I still can’t believe Mike Seaver's dad died. I had such a crush on Mike when I was growing up and loved the show Growing Pains. As a Gen Xer, I grew up in the in the world of broken homes and absentee fathers. So I looked forward to romantic comedies and weekly sitcoms that told stories of perky families and wrapped up with a happy ending in 30 minutes or less.
Inspired by the sitcoms and ABC after school specials, Gen Xers like me have hovered over our snowflakes, and yearned to give them the childhood we didn’t have. While we tried to create the perfect sitcom family life, the line between reality and fiction became blurred. Authenticity was lost, and the Millennials are on the hunt to find it again.
Back when MTV actually showed music videos, they introduced us to one of the first reality television shows, The Real World. It was wildly popular and reality television quickly replaced scripted sitcoms. News and weather necessarily morphed into entertainment as it tried to fill a 24-hour cycle. These changes to the news stations have had Baby Boomers tuning in, and Millennials turning it off.
The 2016 presidential election was a culmination of this generational struggle. It was a last ditch effort by baby boomers to elect one of their own to fix the mess they made. They turned out in droves to enthusiastically vote for Donald Trump. Meanwhile Gen Xers cynically chuckled in the corner chanting either “burn it down” or mumbling, “think I'll skip this one and go get a beer.”
But the Millennial's have been on the hunt in 2016. They've been on the hunt for something authentic and real.
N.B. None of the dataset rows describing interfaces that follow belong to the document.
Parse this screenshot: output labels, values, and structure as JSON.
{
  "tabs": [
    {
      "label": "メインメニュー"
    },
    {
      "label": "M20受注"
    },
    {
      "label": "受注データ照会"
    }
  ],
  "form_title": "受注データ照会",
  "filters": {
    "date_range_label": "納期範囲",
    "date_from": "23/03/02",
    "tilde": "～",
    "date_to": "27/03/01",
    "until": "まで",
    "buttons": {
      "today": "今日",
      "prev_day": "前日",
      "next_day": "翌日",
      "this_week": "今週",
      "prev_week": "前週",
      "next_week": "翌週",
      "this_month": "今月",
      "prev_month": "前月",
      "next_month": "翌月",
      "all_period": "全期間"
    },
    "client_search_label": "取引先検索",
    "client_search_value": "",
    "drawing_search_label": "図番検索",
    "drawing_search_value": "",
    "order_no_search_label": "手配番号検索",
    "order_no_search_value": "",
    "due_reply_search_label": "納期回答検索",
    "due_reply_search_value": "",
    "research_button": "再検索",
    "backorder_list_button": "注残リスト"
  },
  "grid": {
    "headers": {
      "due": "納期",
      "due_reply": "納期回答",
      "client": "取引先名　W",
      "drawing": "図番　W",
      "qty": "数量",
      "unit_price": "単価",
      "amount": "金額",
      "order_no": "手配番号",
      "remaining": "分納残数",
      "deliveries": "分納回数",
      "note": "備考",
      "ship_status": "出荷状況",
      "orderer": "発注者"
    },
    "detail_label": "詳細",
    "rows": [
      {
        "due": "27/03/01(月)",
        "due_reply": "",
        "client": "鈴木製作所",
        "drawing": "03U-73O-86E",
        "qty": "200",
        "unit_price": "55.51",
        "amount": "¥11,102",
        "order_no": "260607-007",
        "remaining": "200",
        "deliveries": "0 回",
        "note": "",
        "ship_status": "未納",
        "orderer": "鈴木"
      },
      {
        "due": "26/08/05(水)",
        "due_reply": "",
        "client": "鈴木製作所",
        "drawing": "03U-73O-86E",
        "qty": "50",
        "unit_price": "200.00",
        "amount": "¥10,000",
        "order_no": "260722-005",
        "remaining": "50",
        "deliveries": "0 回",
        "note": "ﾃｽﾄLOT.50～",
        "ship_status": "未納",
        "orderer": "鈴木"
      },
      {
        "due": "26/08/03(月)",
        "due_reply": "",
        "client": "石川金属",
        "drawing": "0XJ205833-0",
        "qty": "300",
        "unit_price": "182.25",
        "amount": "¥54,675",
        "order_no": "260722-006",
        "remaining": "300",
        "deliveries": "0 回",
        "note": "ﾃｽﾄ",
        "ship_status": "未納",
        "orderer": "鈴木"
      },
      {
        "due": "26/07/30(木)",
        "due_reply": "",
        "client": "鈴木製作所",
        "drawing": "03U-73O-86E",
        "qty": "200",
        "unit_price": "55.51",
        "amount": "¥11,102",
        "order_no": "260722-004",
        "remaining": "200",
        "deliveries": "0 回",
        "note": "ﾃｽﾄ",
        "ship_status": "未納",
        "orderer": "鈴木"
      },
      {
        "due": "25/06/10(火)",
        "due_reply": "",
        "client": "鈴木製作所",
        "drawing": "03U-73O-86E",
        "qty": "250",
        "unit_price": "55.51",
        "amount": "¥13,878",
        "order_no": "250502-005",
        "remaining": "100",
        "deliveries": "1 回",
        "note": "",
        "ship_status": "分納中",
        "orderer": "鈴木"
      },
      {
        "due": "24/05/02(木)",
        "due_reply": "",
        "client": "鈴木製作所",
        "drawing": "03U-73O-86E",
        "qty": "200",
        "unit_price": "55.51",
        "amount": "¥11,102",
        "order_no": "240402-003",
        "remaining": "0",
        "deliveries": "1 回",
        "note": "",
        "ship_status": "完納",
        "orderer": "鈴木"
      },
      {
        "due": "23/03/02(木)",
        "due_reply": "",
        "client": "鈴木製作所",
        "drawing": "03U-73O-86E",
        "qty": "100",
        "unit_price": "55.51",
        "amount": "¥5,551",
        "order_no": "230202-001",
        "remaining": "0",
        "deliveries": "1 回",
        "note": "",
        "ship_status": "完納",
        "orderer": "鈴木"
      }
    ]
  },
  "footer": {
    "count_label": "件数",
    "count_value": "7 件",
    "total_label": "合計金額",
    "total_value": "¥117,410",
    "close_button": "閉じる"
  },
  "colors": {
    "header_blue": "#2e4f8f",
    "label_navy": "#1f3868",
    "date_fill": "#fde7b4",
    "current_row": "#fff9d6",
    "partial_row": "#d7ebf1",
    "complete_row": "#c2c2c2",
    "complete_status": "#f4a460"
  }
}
After placing their hope in the change promised by President Obama, they were determined not to fall for the same platitudes again. They have learned that unicorns are not real and politicians will lie. And while everyone may get a ribbon, not everyone gets a job.
They're not cynical. They're just searching. Searching for something that's real, authentic, and even a little gritty. That's why they were drawn to Bernie Sanders and Ted Cruz, who were polar opposites in their political views, but share authenticity that was attractive to Millennials.
For Millennials, that search for honest emotional grit is turning movies like Manchester by the Sea and La La Land into hits. Both of these movies have an authenticity that has been missing from our Kardashian culture. My 20-year old son dragged me to Manchester by the Sea after he saw it and loved it. He was sure I would love it too. It was a good movie, with fantastic acting and raw emotion. La La Land was a good movie too. Who wouldn’t enjoy Emma Stone and Ryan Gosling tap dancing? But seeing both of these movies in the span of 24-hours left me melancholy and yearning for a happy ending.
Millennials embrace the uncomfortable reality of loose ends. They will settle for a step in the right direction instead of having to reach the destination. They don’t need things to be tied up neatly. And instead of fake reality television shows, Millennials will choose an authentically acted show or movie any day.
Upstream from politics, culture always directs the flow of conversation. And as the culture shifts towards toward authenticity, we must be ready to effectively offer liberty as the authentic answer to the problems our country faces. It will be up to the Gen Xers to maintain a healthy skepticism about politicians and partner with Millennials to make sure America is kept free.